The principal refreshers at the University are agua frescas, smoothies, flavored iced teas and specialty iced coffee. “We do our best to stay away from the sodas and juices,” says Curet.
In Houston the average high temperature can rise to 90 degrees Fahrenheit or more on nearly 100 days per year, according to the local visitors’ bureau. Keeping students hydrated is a serious task. With an enrollment of about 3,400 undergraduates, Rice draws from all 50 states and 89 countries, including newcomers who may be daunted by the climate.
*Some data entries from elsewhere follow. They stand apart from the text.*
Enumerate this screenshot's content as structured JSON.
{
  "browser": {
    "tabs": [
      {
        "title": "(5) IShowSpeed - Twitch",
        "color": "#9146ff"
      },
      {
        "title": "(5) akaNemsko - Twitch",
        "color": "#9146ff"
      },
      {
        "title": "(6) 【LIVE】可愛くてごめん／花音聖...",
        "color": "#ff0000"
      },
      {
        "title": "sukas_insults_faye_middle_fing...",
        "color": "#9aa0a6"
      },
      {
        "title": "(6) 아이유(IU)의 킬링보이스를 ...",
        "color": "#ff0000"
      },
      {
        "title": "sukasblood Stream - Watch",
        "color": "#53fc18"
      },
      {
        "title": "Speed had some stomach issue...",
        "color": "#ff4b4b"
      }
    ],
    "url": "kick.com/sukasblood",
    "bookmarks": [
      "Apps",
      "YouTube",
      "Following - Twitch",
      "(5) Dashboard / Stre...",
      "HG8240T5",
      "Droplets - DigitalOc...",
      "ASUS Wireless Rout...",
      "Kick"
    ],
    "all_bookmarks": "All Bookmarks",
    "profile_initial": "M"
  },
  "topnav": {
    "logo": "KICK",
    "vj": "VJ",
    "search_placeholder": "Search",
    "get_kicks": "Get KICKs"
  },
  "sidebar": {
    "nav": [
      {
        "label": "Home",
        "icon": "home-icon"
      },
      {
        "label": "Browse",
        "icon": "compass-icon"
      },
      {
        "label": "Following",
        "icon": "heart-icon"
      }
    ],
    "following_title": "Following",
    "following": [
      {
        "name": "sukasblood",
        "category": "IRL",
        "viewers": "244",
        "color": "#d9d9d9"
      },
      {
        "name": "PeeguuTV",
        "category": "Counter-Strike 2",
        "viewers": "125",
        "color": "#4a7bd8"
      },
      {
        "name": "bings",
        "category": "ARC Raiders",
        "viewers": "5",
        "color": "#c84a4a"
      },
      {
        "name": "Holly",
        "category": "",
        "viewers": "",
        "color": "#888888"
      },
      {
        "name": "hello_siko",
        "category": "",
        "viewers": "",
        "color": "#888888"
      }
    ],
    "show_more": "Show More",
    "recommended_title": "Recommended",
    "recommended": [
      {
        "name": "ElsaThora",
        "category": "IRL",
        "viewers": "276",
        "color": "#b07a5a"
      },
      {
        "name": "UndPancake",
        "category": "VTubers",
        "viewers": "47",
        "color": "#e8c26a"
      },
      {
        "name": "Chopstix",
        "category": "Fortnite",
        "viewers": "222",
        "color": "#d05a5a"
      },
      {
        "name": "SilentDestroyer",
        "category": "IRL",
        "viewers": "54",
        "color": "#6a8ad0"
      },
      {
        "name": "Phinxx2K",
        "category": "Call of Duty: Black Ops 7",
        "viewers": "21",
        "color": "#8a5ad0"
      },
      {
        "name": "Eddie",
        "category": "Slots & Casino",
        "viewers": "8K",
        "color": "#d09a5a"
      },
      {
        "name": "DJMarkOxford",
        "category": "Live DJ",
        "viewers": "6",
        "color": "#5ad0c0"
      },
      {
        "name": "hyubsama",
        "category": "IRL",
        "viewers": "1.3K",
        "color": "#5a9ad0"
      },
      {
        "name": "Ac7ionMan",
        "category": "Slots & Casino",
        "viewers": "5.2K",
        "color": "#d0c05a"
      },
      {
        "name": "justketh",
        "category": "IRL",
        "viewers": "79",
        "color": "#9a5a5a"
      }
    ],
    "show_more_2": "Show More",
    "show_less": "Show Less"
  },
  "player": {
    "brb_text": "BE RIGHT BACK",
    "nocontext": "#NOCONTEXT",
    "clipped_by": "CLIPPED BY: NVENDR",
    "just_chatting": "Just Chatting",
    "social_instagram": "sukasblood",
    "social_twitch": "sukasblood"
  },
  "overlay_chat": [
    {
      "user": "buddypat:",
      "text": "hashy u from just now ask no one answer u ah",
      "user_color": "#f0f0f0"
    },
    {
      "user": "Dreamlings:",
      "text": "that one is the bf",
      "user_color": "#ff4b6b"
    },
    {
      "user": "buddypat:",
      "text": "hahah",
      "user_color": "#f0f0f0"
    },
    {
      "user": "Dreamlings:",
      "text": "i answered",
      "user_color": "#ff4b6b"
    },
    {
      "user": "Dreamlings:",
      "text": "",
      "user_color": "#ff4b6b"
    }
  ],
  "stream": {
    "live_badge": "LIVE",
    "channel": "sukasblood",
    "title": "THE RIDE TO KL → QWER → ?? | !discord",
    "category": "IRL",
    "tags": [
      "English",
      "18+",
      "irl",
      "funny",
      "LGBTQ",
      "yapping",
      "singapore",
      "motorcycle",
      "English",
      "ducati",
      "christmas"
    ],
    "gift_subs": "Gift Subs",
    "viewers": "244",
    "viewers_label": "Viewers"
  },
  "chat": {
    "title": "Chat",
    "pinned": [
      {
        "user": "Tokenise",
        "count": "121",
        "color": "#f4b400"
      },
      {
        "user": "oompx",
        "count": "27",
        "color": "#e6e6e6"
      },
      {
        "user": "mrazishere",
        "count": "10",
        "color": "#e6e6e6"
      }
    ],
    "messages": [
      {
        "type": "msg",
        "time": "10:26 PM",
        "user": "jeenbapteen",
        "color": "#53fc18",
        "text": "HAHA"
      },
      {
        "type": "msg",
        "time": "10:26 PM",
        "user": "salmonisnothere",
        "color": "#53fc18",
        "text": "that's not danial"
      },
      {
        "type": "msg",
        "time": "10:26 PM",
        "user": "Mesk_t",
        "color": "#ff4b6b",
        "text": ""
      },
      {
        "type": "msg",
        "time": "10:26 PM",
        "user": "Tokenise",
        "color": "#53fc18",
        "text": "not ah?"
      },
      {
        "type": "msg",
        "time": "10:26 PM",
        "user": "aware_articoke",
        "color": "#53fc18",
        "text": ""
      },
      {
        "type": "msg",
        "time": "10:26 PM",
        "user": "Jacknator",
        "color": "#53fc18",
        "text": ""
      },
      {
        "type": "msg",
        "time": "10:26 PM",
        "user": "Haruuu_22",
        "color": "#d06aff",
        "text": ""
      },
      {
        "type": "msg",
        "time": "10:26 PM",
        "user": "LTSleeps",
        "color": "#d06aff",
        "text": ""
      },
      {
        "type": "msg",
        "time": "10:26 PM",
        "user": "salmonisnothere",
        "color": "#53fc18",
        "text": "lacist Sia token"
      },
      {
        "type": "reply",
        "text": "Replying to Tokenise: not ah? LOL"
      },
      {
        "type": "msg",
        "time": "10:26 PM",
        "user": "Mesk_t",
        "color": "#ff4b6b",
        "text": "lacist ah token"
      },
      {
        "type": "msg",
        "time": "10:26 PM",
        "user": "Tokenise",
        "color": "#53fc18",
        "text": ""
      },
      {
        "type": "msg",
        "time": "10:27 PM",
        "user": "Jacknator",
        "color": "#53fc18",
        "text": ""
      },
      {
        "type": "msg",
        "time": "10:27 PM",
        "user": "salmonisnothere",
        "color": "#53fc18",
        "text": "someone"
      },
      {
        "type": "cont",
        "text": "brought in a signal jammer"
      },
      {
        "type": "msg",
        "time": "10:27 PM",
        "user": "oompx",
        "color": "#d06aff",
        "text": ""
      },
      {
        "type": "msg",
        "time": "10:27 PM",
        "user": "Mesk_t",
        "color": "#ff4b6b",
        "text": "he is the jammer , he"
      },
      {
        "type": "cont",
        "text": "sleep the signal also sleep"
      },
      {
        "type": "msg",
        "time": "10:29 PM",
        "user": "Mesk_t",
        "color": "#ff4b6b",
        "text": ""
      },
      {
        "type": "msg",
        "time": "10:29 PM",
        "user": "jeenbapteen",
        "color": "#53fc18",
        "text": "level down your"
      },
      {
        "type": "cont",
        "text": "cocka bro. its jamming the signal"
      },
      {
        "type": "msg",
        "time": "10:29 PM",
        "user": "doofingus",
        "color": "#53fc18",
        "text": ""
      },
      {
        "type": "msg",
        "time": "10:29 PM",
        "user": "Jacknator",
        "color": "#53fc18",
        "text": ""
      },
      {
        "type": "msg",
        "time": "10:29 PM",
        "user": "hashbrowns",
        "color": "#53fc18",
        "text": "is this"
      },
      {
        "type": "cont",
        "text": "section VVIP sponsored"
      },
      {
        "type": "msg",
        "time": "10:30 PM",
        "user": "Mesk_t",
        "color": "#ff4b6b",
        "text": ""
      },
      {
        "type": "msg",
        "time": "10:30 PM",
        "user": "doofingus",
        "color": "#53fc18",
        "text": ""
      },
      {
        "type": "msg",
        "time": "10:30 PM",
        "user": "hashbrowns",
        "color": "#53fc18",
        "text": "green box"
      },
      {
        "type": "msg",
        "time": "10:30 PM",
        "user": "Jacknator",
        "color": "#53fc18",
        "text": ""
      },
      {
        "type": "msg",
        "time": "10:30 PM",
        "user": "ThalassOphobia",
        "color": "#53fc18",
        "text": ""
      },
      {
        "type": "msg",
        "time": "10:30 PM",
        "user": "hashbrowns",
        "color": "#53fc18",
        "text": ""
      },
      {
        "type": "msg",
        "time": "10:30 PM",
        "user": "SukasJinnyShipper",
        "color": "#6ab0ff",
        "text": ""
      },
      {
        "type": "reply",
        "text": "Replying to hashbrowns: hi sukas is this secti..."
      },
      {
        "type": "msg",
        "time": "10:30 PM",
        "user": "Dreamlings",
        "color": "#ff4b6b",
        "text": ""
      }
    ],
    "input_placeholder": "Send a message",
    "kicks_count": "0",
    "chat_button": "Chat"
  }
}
“Incoming freshman and transfer students who are not from Texas may be overwhelmed and dehydrated,” says Curet. “That’s why we put out aguas frescas and the different smoothies.”
Aguas frescas — Mexican-inspired beverages made from fresh fruits, herbs or even flowers, blended with water and lightly sweetened — are particularly popular. A campus dining outlet that serves 250 students will mix up a batch of 10 to 15 gallons at a time.
Displayed in large glass jars, the colorful waters are also a hit at campus special events. “It won’t be long until we have commencement, and we will put all those clear dispensers out,” says Curet. “They look great, and they sell themselves.”
Rice’s campus dining outlets are run by chefs with extensive culinary training. They write their menus weekly based on product quality and availability. When it comes to beverage inspiration, they often look to the campus farmers market for ingredients, just as they do with food.
“They have total freedom to create,” says Curet. He recalls a unique agua fresca that had a tantalizing touch of habanero chile. “It was just enough to get your lips buzzing, but not running for a glass of milk to cool down your mouth.”
Iced tea is also a popular summer quencher at Rice. But it’s not the heavily sugared Southern staple. “It has been about five years since we got away from sweetened tea,” says Curet. “When we do a tea in house, it’s not just tea — it’s tea with lemon and mint or mango. We go beyond the ordinary.”
Other one of a kind campus creations include a vegan smoothie made with soy, banana, strawberry and a touch of dark chocolate, and Vietnamese iced coffee sweetened with agave nectar.
Summertime can be steamy in North Carolina, too. At Park Ridge Health, a 103-bed hospital in Hendersonville, executive chef Robin Pharris is mindful of the need for lighter, more healthful refreshment options on her menus when the mercury climbs.
A few years ago Park Ridge downsized bottled soft drinks from 16 to 12 ounces “to encourage a healthier decision-making process,” says Pharris. Iced teas and flavored sparkling waters are preferred alternatives.
Pharris says she has more creative license with summer beverages in the catering program than in day-to-day foodservice operations. “It is almost a separate business,” says Pharris. Functions range from doctors’ retirement luncheons to civic and charitable events
One of the favorites is ice water swimming with fresh sliced oranges, limes and lemons. Also handy for catered functions is an alcohol free punch of white cranberry juice, sugar free ginger ale and sparkling white grape juice, garnished with raspberries or cranberries. Recently, Pharris found a watermelon limeade product that might serve as a flavorful refresher for special events. “It could be a nice refreshing treat,” says Pharris.